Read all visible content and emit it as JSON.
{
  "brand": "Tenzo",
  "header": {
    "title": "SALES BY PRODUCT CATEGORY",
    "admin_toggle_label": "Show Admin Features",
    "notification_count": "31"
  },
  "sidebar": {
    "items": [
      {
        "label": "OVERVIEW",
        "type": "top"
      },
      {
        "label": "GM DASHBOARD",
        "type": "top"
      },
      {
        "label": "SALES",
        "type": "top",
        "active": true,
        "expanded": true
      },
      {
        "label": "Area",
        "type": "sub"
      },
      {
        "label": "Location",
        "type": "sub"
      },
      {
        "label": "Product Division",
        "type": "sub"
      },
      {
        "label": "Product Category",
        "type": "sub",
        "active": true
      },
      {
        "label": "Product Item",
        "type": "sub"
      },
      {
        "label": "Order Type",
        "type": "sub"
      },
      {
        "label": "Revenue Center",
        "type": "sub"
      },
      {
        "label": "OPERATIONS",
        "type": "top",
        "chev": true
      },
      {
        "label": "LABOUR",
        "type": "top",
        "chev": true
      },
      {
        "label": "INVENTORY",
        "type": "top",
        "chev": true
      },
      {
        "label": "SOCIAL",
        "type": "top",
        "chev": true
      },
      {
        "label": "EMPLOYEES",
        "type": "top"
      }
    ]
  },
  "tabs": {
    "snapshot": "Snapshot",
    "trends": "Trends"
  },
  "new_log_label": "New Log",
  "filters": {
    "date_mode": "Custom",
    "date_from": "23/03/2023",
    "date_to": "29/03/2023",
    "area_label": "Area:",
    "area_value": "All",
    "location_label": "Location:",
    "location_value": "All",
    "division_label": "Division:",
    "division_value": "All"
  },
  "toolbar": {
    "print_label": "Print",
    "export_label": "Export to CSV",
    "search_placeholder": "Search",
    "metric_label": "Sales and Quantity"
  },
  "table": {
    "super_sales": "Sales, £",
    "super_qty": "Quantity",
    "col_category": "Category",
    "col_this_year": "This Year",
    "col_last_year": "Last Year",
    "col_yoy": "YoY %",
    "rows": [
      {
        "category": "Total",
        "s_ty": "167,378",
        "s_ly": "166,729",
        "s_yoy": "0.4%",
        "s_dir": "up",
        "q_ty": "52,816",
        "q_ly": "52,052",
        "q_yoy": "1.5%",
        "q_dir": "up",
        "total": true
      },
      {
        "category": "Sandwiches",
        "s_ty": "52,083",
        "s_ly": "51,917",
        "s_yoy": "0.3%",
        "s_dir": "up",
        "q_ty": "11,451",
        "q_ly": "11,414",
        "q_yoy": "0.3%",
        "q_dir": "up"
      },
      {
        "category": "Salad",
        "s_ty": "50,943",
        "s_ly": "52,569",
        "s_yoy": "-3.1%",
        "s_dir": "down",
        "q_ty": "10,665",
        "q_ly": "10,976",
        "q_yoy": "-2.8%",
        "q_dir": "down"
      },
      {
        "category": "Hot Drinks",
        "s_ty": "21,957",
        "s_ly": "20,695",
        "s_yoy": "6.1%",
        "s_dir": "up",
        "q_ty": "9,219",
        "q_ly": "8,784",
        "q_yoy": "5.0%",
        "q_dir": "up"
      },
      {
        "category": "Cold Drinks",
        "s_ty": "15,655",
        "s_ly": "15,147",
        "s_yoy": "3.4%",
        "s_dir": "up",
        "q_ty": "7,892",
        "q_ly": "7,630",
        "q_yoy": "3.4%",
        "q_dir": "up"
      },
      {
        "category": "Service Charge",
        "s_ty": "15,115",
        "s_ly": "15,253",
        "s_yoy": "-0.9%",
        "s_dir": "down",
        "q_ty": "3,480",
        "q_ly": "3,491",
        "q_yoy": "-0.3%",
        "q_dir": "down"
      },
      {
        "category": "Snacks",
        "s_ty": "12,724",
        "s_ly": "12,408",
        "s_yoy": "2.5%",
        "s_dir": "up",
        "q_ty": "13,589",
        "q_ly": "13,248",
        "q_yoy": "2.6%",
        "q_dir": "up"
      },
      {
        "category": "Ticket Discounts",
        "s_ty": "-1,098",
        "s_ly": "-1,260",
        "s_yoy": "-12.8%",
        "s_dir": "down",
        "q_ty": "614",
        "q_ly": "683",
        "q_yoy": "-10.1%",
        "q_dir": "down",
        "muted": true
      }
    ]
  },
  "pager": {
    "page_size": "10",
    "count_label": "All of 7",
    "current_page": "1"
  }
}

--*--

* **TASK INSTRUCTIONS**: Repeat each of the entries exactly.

* **TASK RESPONSE**:
Read all visible content and emit it as JSON.
{
  "brand": "Tenzo",
  "header": {
    "title": "SALES BY PRODUCT CATEGORY",
    "admin_toggle_label": "Show Admin Features",
    "notification_count": "31"
  },
  "sidebar": {
    "items": [
      {
        "label": "OVERVIEW",
        "type": "top"
      },
      {
        "label": "GM DASHBOARD",
        "type": "top"
      },
      {
        "label": "SALES",
        "type": "top",
        "active": true,
        "expanded": true
      },
      {
        "label": "Area",
        "type": "sub"
      },
      {
        "label": "Location",
        "type": "sub"
      },
      {
        "label": "Product Division",
        "type": "sub"
      },
      {
        "label": "Product Category",
        "type": "sub",
        "active": true
      },
      {
        "label": "Product Item",
        "type": "sub"
      },
      {
        "label": "Order Type",
        "type": "sub"
      },
      {
        "label": "Revenue Center",
        "type": "sub"
      },
      {
        "label": "OPERATIONS",
        "type": "top",
        "chev": true
      },
      {
        "label": "LABOUR",
        "type": "top",
        "chev": true
      },
      {
        "label": "INVENTORY",
        "type": "top",
        "chev": true
      },
      {
        "label": "SOCIAL",
        "type": "top",
        "chev": true
      },
      {
        "label": "EMPLOYEES",
        "type": "top"
      }
    ]
  },
  "tabs": {
    "snapshot": "Snapshot",
    "trends": "Trends"
  },
  "new_log_label": "New Log",
  "filters": {
    "date_mode": "Custom",
    "date_from": "23/03/2023",
    "date_to": "29/03/2023",
    "area_label": "Area:",
    "area_value": "All",
    "location_label": "Location:",
    "location_value": "All",
    "division_label": "Division:",
    "division_value": "All"
  },
  "toolbar": {
    "print_label": "Print",
    "export_label": "Export to CSV",
    "search_placeholder": "Search",
    "metric_label": "Sales and Quantity"
  },
  "table": {
    "super_sales": "Sales, £",
    "super_qty": "Quantity",
    "col_category": "Category",
    "col_this_year": "This Year",
    "col_last_year": "Last Year",
    "col_yoy": "YoY %",
    "rows": [
      {
        "category": "Total",
        "s_ty": "167,378",
        "s_ly": "166,729",
        "s_yoy": "0.4%",
        "s_dir": "up",
        "q_ty": "52,816",
        "q_ly": "52,052",
        "q_yoy": "1.5%",
        "q_dir": "up",
        "total": true
      },
      {
        "category": "Sandwiches",
        "s_ty": "52,083",
        "s_ly": "51,917",
        "s_yoy": "0.3%",
        "s_dir": "up",
        "q_ty": "11,451",
        "q_ly": "11,414",
        "q_yoy": "0.3%",
        "q_dir": "up"
      },
      {
        "category": "Salad",
        "s_ty": "50,943",
        "s_ly": "52,569",
        "s_yoy": "-3.1%",
        "s_dir": "down",
        "q_ty": "10,665",
        "q_ly": "10,976",
        "q_yoy": "-2.8%",
        "q_dir": "down"
      },
      {
        "category": "Hot Drinks",
        "s_ty": "21,957",
        "s_ly": "20,695",
        "s_yoy": "6.1%",
        "s_dir": "up",
        "q_ty": "9,219",
        "q_ly": "8,784",
        "q_yoy": "5.0%",
        "q_dir": "up"
      },
      {
        "category": "Cold Drinks",
        "s_ty": "15,655",
        "s_ly": "15,147",
        "s_yoy": "3.4%",
        "s_dir": "up",
        "q_ty": "7,892",
        "q_ly": "7,630",
        "q_yoy": "3.4%",
        "q_dir": "up"
      },
      {
        "category": "Service Charge",
        "s_ty": "15,115",
        "s_ly": "15,253",
        "s_yoy": "-0.9%",
        "s_dir": "down",
        "q_ty": "3,480",
        "q_ly": "3,491",
        "q_yoy": "-0.3%",
        "q_dir": "down"
      },
      {
        "category": "Snacks",
        "s_ty": "12,724",
        "s_ly": "12,408",
        "s_yoy": "2.5%",
        "s_dir": "up",
        "q_ty": "13,589",
        "q_ly": "13,248",
        "q_yoy": "2.6%",
        "q_dir": "up"
      },
      {
        "category": "Ticket Discounts",
        "s_ty": "-1,098",
        "s_ly": "-1,260",
        "s_yoy": "-12.8%",
        "s_dir": "down",
        "q_ty": "614",
        "q_ly": "683",
        "q_yoy": "-10.1%",
        "q_dir": "down",
        "muted": true
      }
    ]
  },
  "pager": {
    "page_size": "10",
    "count_label": "All of 7",
    "current_page": "1"
  }
}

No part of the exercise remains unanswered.